Russell Simmons sounds off after Don Lemon responded an open letter from Russell Simmons while on CNN defending his statements about black culture and black youth.
CNN anchor Don Lemon gave five directives to the black community for helping our community put an end to stereotypes and injustices. They were 1) pull your pants up, 2) stop using the n-word, 3) don’t litter, 4) finish school, 5) don’t have a baby until you are ready. Sounds pretty simple right?
Many of Lemons critics say that he ignores that the odds, on average, are stacked against African Americans, and these simple directives don’t compare to bigger issues at hand in racial inequality.
In response activist Russell Simmons penned an open letter to Lemon, explaining much more accurately why life is harder for black Americans than for white Americans. Here are some choice excerpts (you can read the whole thing here):
I respect your courage on many other issues, but I can’t accept that you would single out black teenagers as the cause of their own demise because they don’t speak the King’s English or wear belts around their waistbands.
When this country closes 50 schools in black communities and continues to build more prisons, I know that young people see through the institutionalized bullsh*t that is laid out in front of them every single day of their lives.
If you want to tell the rest of America this weekend when you go back on CNN how we fix black America, tell them to re-start the “War on Poverty.” Tell them to end the failed “War on Drugs” that has cost this nation over one trillion dollars and unjustly incarcerated a generation of black men. Tell them to support the President’s plan for universal Pre-K, so no child enters elementary school having to play catch up with the other children who are fortunate enough to go to pre-school. Tell them make college affordable and obtainable for young students who come from low-income families. Tell them that the right to a healthy life should be universal and not just for the fortunate few. And lastly, tell them that young black men and women don’t just need “role models” or “mentors,” they need “sponsors” who are willing to offer them a job.
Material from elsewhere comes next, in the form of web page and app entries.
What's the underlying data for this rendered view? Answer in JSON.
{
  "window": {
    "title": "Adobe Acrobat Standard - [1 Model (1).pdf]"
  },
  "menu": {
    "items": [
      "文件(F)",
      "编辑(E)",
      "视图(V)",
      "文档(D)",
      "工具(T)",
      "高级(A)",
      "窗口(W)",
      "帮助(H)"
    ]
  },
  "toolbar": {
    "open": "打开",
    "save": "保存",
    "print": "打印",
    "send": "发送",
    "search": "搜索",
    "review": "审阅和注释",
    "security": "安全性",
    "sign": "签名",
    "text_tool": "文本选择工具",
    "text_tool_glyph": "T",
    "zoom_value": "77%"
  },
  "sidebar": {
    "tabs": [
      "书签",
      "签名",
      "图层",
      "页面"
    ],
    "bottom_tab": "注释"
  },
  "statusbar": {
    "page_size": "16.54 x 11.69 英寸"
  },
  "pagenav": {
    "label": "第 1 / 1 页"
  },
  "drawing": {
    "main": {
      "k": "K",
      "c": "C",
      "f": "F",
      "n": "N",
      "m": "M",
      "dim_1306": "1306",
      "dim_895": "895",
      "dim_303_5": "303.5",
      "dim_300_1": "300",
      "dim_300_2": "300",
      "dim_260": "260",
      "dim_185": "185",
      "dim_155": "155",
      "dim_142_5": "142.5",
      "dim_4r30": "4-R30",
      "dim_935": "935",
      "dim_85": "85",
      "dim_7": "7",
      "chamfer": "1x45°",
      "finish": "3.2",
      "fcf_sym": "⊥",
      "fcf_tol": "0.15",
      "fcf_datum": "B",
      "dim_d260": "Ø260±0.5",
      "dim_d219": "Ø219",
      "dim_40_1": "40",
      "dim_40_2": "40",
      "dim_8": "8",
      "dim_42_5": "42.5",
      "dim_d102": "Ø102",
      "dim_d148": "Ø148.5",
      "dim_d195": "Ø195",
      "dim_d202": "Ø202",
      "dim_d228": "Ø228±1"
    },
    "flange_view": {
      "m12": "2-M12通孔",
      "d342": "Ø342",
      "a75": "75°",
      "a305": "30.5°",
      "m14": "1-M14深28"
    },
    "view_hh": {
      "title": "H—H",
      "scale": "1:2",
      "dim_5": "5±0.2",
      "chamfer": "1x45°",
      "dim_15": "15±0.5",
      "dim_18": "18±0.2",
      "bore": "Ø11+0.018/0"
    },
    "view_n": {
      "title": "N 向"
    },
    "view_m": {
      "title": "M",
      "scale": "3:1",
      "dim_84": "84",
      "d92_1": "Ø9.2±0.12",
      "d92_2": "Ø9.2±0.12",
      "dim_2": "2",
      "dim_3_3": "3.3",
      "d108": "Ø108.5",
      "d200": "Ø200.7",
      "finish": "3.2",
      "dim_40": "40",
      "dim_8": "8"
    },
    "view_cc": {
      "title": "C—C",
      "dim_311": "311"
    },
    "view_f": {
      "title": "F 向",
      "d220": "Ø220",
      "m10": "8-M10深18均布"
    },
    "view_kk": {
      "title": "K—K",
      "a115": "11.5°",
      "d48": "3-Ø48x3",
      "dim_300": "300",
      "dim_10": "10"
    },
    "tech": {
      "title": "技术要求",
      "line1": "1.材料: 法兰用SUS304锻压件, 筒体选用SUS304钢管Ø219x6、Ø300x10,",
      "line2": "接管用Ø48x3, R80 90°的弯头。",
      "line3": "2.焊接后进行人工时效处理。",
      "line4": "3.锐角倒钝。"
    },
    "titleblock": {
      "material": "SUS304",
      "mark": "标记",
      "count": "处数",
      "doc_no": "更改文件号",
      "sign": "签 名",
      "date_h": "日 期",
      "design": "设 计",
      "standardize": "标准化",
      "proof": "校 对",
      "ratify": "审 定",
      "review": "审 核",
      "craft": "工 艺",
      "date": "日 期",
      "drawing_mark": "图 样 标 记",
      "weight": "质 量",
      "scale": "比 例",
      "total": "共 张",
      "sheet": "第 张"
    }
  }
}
Russell soon after responded to Mr.Lemon’s remarks via his Twitter and it goes a little something like this: